_TASK_
Report the lines of the material that carry the string "content".

_ENTRIES SUPPLIED_

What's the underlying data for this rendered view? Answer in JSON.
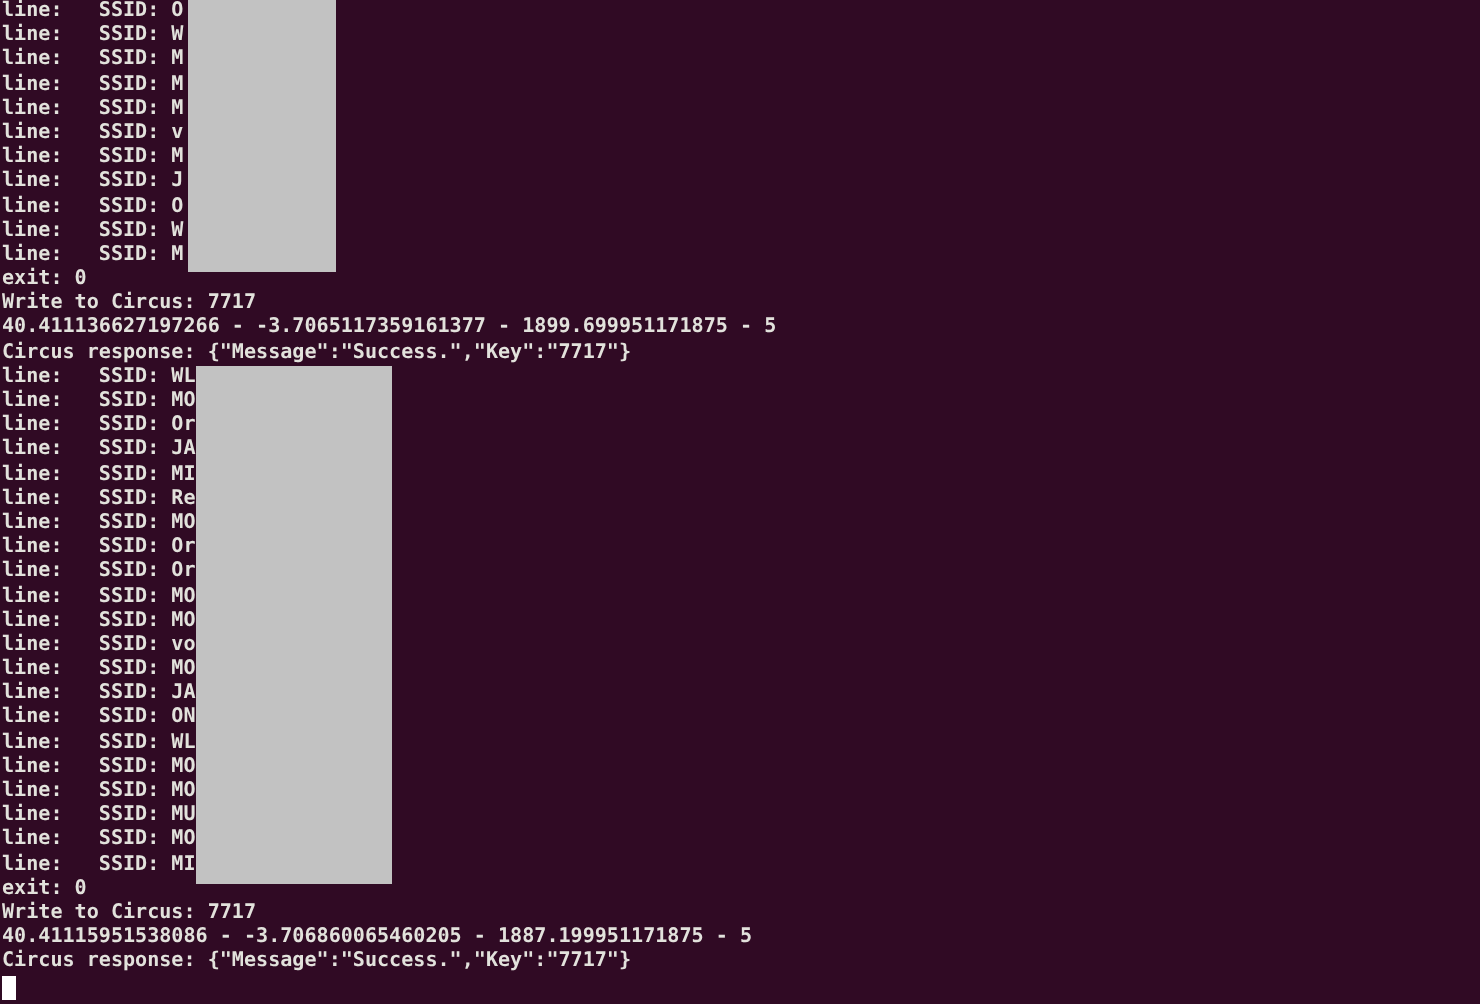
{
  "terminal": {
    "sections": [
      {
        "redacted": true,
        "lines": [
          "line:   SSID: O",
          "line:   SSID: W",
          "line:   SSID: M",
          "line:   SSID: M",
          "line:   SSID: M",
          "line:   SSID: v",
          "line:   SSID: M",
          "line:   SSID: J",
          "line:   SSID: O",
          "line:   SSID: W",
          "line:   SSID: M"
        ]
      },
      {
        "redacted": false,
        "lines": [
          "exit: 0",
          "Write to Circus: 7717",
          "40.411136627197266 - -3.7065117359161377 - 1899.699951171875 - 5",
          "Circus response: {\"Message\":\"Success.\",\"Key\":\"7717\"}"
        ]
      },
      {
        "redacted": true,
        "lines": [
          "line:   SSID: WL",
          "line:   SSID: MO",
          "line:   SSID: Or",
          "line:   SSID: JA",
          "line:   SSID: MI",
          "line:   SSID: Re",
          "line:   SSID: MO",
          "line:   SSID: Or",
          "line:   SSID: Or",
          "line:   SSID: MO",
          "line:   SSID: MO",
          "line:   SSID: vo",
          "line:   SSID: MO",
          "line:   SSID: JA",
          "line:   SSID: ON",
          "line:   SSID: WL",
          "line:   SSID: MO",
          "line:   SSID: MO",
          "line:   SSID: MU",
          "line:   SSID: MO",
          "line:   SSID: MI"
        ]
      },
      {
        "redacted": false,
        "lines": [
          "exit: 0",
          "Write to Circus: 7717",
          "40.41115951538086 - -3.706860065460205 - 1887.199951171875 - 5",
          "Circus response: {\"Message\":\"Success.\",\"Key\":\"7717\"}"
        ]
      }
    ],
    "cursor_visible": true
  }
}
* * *
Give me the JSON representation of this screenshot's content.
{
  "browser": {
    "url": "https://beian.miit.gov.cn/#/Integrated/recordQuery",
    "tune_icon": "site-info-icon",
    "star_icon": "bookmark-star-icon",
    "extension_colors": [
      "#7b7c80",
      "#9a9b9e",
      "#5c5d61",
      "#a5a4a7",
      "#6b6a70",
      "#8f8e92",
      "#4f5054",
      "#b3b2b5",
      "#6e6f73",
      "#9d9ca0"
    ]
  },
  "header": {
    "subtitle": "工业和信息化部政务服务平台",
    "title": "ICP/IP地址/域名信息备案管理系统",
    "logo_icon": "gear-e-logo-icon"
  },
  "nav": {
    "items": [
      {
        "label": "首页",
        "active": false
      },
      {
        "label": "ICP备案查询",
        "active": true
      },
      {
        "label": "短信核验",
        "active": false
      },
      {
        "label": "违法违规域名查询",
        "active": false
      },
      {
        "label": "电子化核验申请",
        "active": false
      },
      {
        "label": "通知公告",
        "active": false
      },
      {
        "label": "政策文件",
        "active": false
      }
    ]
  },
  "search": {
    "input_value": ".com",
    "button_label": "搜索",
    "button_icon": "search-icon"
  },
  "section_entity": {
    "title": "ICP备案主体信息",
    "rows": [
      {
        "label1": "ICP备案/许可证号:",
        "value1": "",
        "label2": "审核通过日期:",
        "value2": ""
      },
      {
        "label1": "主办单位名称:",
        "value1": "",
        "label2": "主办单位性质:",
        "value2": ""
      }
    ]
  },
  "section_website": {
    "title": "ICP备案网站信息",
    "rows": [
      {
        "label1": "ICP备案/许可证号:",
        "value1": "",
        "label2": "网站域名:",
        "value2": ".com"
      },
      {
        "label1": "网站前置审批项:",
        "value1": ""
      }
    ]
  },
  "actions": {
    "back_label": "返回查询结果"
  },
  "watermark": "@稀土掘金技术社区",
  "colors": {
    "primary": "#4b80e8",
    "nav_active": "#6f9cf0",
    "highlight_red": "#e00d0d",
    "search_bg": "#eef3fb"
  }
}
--
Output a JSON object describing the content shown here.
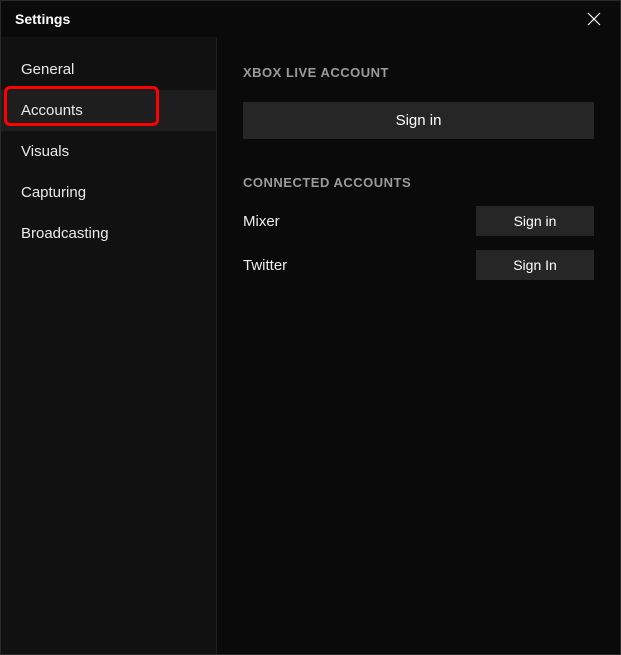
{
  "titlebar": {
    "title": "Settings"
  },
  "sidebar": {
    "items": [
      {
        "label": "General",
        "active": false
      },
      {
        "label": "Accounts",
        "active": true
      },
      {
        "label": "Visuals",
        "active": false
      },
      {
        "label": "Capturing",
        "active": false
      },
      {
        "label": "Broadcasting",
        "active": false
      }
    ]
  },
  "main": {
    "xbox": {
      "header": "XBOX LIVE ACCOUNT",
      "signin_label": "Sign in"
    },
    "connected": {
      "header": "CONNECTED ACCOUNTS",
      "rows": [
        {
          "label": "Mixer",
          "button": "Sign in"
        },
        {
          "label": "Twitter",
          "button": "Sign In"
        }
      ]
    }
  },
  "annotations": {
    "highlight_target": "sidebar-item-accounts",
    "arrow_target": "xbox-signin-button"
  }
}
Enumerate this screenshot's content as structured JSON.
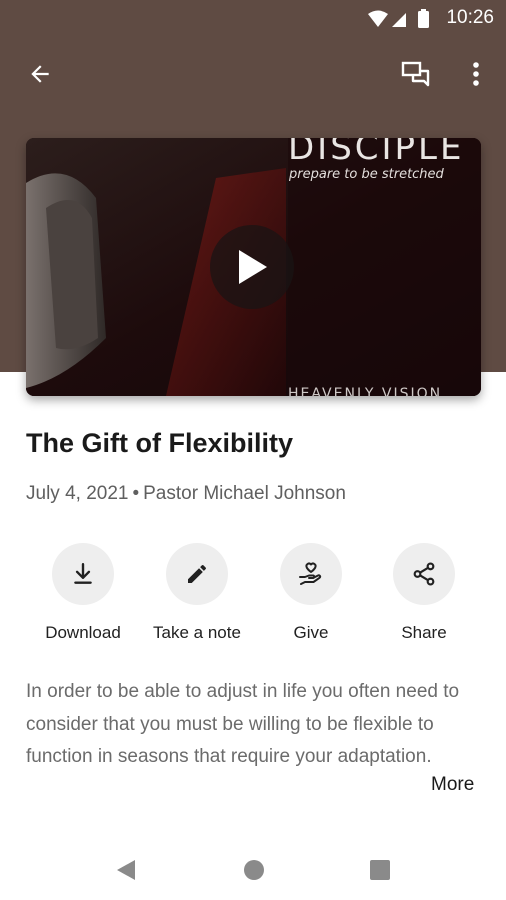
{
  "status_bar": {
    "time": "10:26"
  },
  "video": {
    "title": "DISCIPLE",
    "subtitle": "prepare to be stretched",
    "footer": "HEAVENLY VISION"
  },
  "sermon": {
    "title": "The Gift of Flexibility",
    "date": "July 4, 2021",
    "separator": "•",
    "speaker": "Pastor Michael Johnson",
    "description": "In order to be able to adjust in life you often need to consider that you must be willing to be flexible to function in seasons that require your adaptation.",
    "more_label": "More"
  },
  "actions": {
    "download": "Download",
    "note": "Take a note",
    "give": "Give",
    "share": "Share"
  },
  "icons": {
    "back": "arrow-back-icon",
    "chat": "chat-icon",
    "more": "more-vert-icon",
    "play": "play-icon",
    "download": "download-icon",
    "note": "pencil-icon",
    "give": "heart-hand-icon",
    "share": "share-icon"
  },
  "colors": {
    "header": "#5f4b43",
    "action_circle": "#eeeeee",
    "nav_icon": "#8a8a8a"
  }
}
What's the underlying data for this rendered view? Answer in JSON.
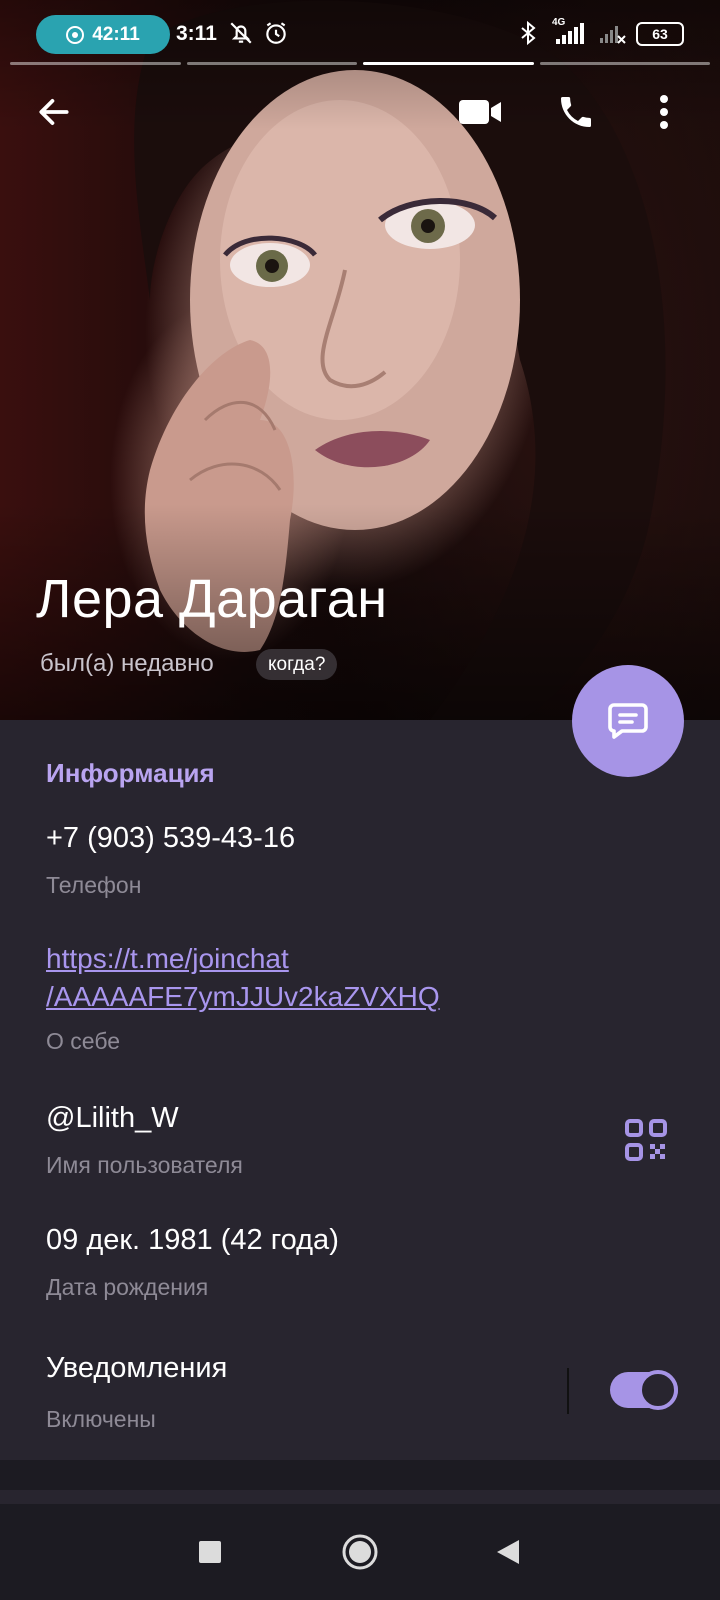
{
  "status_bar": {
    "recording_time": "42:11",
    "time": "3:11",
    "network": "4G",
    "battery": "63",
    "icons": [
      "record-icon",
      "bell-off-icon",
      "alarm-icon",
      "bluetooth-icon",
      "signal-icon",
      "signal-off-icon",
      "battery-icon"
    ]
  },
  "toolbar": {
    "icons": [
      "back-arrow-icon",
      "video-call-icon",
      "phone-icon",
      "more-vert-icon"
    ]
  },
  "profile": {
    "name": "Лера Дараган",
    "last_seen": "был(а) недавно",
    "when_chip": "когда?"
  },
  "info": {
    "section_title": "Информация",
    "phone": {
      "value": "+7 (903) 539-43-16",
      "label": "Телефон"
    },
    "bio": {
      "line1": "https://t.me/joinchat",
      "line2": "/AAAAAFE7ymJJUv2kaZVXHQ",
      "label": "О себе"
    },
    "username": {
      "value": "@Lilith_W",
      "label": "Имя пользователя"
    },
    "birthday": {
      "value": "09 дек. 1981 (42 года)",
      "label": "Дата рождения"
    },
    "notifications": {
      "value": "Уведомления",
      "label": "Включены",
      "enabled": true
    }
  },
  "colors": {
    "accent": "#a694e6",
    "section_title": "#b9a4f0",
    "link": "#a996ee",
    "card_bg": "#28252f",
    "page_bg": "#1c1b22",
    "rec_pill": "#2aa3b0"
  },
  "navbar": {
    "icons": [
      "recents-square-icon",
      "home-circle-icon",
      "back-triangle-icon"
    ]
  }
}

_TASK SOLUTION_
Give me the JSON representation of this screenshot's content.
Output a JSON object describing the content shown here.
Enumerate this screenshot's content as structured JSON.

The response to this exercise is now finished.